The Northern Echo:

She only ever really goes out when we need to stock up at the supermarket, and always wears a mask, so it underlines the fact that you can’t be too careful.

I’ll be honest, there were times when I started to fear the worst, but I have God to thank that’s she’s back home and well on the road to recovery. I know she’s getting better because she’s back to telling me what to do!

Seriously, it’s fantastic news that we’ve now got bright lights at the end of the tunnel with the announcements about the various vaccines, but please don’t be complacent. I’ve seen at first hand what a nightmare it is, so stay safe this Christmas.

At the end of every storm, there’s sunshine – and we have plenty of brighter days ahead. It’s just a question of being patient.


DESPITE everything that’s been going on with Covid, I’m proud to say that Sparta Security Group has been really busy and we have big plans for the New Year.

We’ll be launching Sparta Rural Enforcement – a new arm of the company that will specialise in helping to thwart in rural crime.

We’ve seen a dramatic increase in rural crime during the lockdown – including poaching, theft, criminal damage, fly-tipping and trespassing – and it’s abundantly clear there’s a demand for additional security in outlying areas.

Sparta Rural Enforcement will, therefore, be recruiting teams specifically made up of former police officers with expert knowledge and experience of rural beats.

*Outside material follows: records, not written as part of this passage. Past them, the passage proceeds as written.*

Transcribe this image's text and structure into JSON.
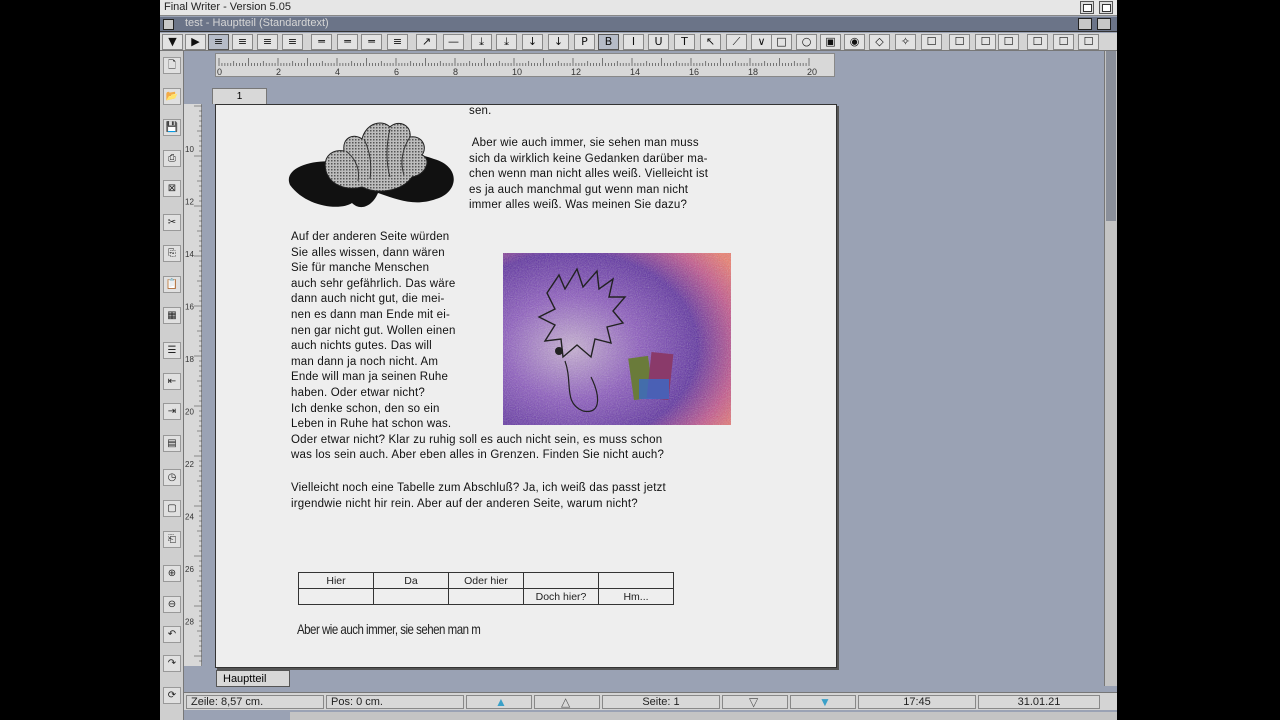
{
  "window": {
    "title": "Final Writer - Version 5.05"
  },
  "document": {
    "title": "test - Hauptteil (Standardtext)"
  },
  "toolbar": {
    "items": [
      "▼",
      "▶",
      "≡",
      "≡",
      "≡",
      "≡",
      "═",
      "═",
      "═",
      "≡",
      "↗",
      "—",
      "⤓",
      "⤓",
      "↓",
      "↓",
      "P",
      "B",
      "I",
      "U",
      "T",
      "↖",
      "⟋",
      "∨",
      "□",
      "○",
      "▣",
      "◉",
      "◇",
      "✧",
      "☐",
      "☐",
      "☐",
      "☐",
      "☐",
      "☐",
      "☐"
    ]
  },
  "ruler": {
    "labels": [
      "0",
      "2",
      "4",
      "6",
      "8",
      "10",
      "12",
      "14",
      "16",
      "18",
      "20"
    ]
  },
  "vruler": {
    "labels": [
      "10",
      "12",
      "14",
      "16",
      "18",
      "20",
      "22",
      "24",
      "26",
      "28"
    ]
  },
  "page_tab": "1",
  "text": {
    "top_fragment": "sen.",
    "para1": [
      " Aber wie auch immer, sie sehen man muss",
      "sich da wirklich keine Gedanken darüber ma-",
      "chen wenn man nicht alles weiß. Vielleicht ist",
      "es ja auch manchmal gut wenn man nicht",
      "immer alles weiß. Was meinen Sie dazu?"
    ],
    "para2": [
      "Auf der anderen Seite würden",
      "Sie alles wissen, dann wären",
      "Sie für manche Menschen",
      "auch sehr gefährlich. Das wäre",
      "dann auch nicht gut, die mei-",
      "nen es dann man Ende mit ei-",
      "nen gar nicht gut. Wollen einen",
      "auch nichts gutes. Das will",
      "man dann ja noch nicht. Am",
      "Ende will man ja seinen Ruhe",
      "haben. Oder etwar nicht?",
      "Ich denke schon, den so ein",
      "Leben in Ruhe hat schon was.",
      "Oder etwar nicht? Klar zu ruhig soll es auch nicht sein, es muss schon",
      "was los sein auch. Aber eben alles in Grenzen. Finden Sie nicht auch?"
    ],
    "para3": [
      "Vielleicht noch eine Tabelle zum Abschluß? Ja, ich weiß das passt jetzt",
      "irgendwie nicht hir rein. Aber auf der anderen Seite, warum nicht?"
    ],
    "bottom_line": "Aber wie auch immer, sie sehen man m"
  },
  "table": {
    "rows": [
      [
        "Hier",
        "Da",
        "Oder hier",
        "",
        ""
      ],
      [
        "",
        "",
        "",
        "Doch hier?",
        "Hm..."
      ]
    ]
  },
  "section_tab": "Hauptteil",
  "status": {
    "zeile": "Zeile: 8,57 cm.",
    "pos": "Pos: 0 cm.",
    "seite": "Seite: 1",
    "time": "17:45",
    "date": "31.01.21"
  },
  "colors": {
    "background": "#9aa2b4",
    "page": "#eeeeee",
    "docbar": "#6b7488",
    "accent_triangle": "#3aa0c8"
  }
}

The guards might be officers who have spent decades getting to know how rural criminals work, and we want them to be the eyes and ears of Sparta in the countryside. They have a niche skill set that will form the backbone of Sparta Rural Enforcement.

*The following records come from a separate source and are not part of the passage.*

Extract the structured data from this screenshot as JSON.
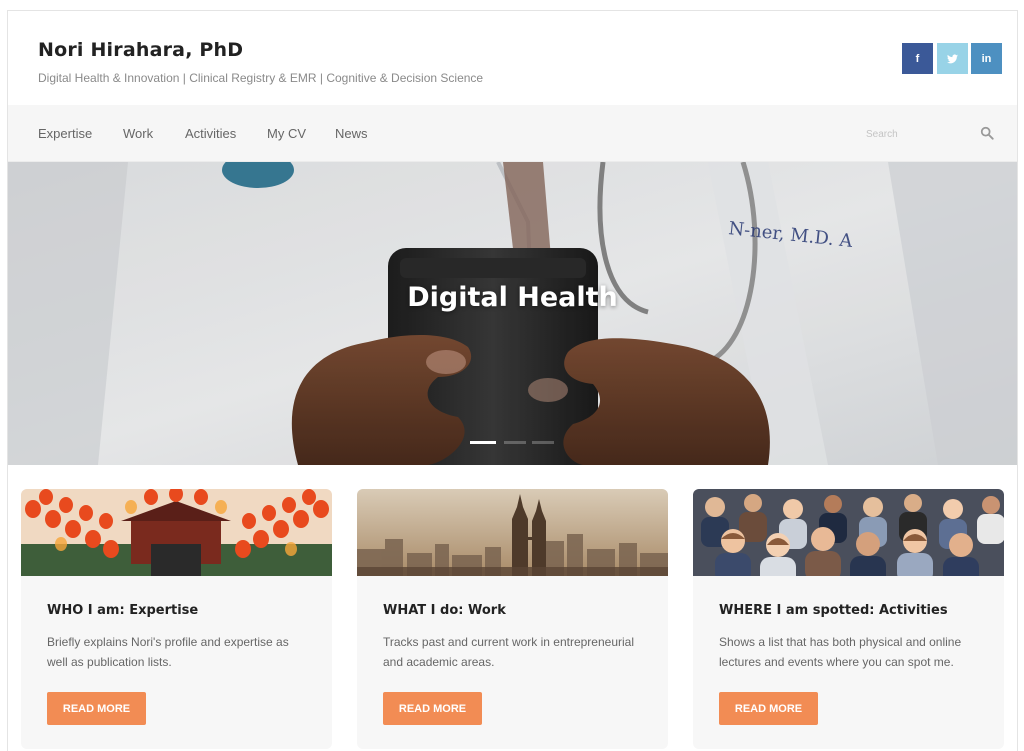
{
  "header": {
    "site_title": "Nori Hirahara, PhD",
    "tagline": "Digital Health & Innovation | Clinical Registry & EMR | Cognitive & Decision Science",
    "social": [
      {
        "label": "f",
        "icon": "facebook-icon",
        "color": "#3b5998"
      },
      {
        "label": "t",
        "icon": "twitter-icon",
        "color": "#98d3e7"
      },
      {
        "label": "in",
        "icon": "linkedin-icon",
        "color": "#4d90c1"
      }
    ]
  },
  "nav": {
    "items": [
      {
        "label": "Expertise"
      },
      {
        "label": "Work"
      },
      {
        "label": "Activities"
      },
      {
        "label": "My CV"
      },
      {
        "label": "News"
      }
    ],
    "search": {
      "placeholder": "Search",
      "icon": "search-icon"
    }
  },
  "hero": {
    "title": "Digital Health",
    "slides_total": 3,
    "active_slide": 1
  },
  "cards": [
    {
      "title": "WHO I am: Expertise",
      "text": "Briefly explains Nori's profile and expertise as well as publication lists.",
      "button": "READ MORE",
      "image": "lanterns-temple-image"
    },
    {
      "title": "WHAT I do: Work",
      "text": "Tracks past and current work in entrepreneurial and academic areas.",
      "button": "READ MORE",
      "image": "city-skyline-image"
    },
    {
      "title": "WHERE I am spotted: Activities",
      "text": "Shows a list that has both physical and online lectures and events where you can spot me.",
      "button": "READ MORE",
      "image": "audience-image"
    }
  ],
  "colors": {
    "accent": "#f28c54",
    "nav_bg": "#f6f6f6",
    "card_bg": "#f7f7f7"
  }
}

I want to emphasise that our aim is to complement what the police forces do. The simple fact is that they don’t have the resources to be everywhere, especially remote communities, so we aim to plug that gap and be their wingmen.

So, if you happen to be a retired police officer, with experience of rural law enforcement, if you’ve become bored with retirement, and you feel you still have something to offer, we want to hear from you. Get in touch via www.spartasecurityuk.co.uk.

MEANWHILE, we are delighted to be still going strong and welcoming new clients to the Sparta family.

We are building successful relationships with two companies running holiday parks across the UK – Maguires and Meridian.

They’ve needed extra security due to the closures over lockdown, and we’re proud of the role we’ve been able to play in preventing crime by arranging round-the-clock guards.

There was a recent example where it paid dividends when we came across a case of badger baiting on an estate overlooking one of the parks in Teesdale. We were able to take the registration number of a vehicle involved and alert the estates manager.

It’s all about being on the ground and nipping problems in the bud.

OTHER new clients include a cracking family business at Bishop Auckland, called Seagraves Pallets.

They’d been having a few problems with intruders, but we quickly arranged round-the-clock cover, including dogs, and there have been no issues since.

We’ve also started work with Applebridge Construction, in Sunderland, providing emergency response, and CCTV monitoring.

And we’ve been called in to look after the site of the new Darlington Fire Station that’s being built on the ring road. Dog patrols, CCTV and guards are all in place, and it’s a real honour to be supporting such a vital public service.


MARK my words, this is the time of the year to be extra vigilant, because criminals plot their activities around dark nights and bad weather.

They do their reconnaissance during daylight hours – looking out for patterns of behaviour and security weaknesses – and then strike when it’s dark.

They also know that the police helicopter is less likely to be operational during bad weather. In addition, pouring rain and high winds mask suspicious noises, so it’s more important that ever to be proactive about your security during the winter months.

Failing to take preventative measures with your security is like waiting until you’ve caught a cold before taking Vitamin C. Sort out the remedy in advance and you’ll avoid the pain.


Each month, I end this column with a fitting extract from The Bible. The choice for this month is Psalm 37:23-24 “The Lord makes firm the steps of the one who delights in him; though he may stumble, he will not fall, for the Lord upholds him with his hand.”

In other words, put our maker first in everything you do and he will direct your steps. In this pandemic, in family life and in work, give thanks to God, ask him for direction, and wait patiently for his answer.

God bless, stay safe, and have a happy, peaceful Christmas.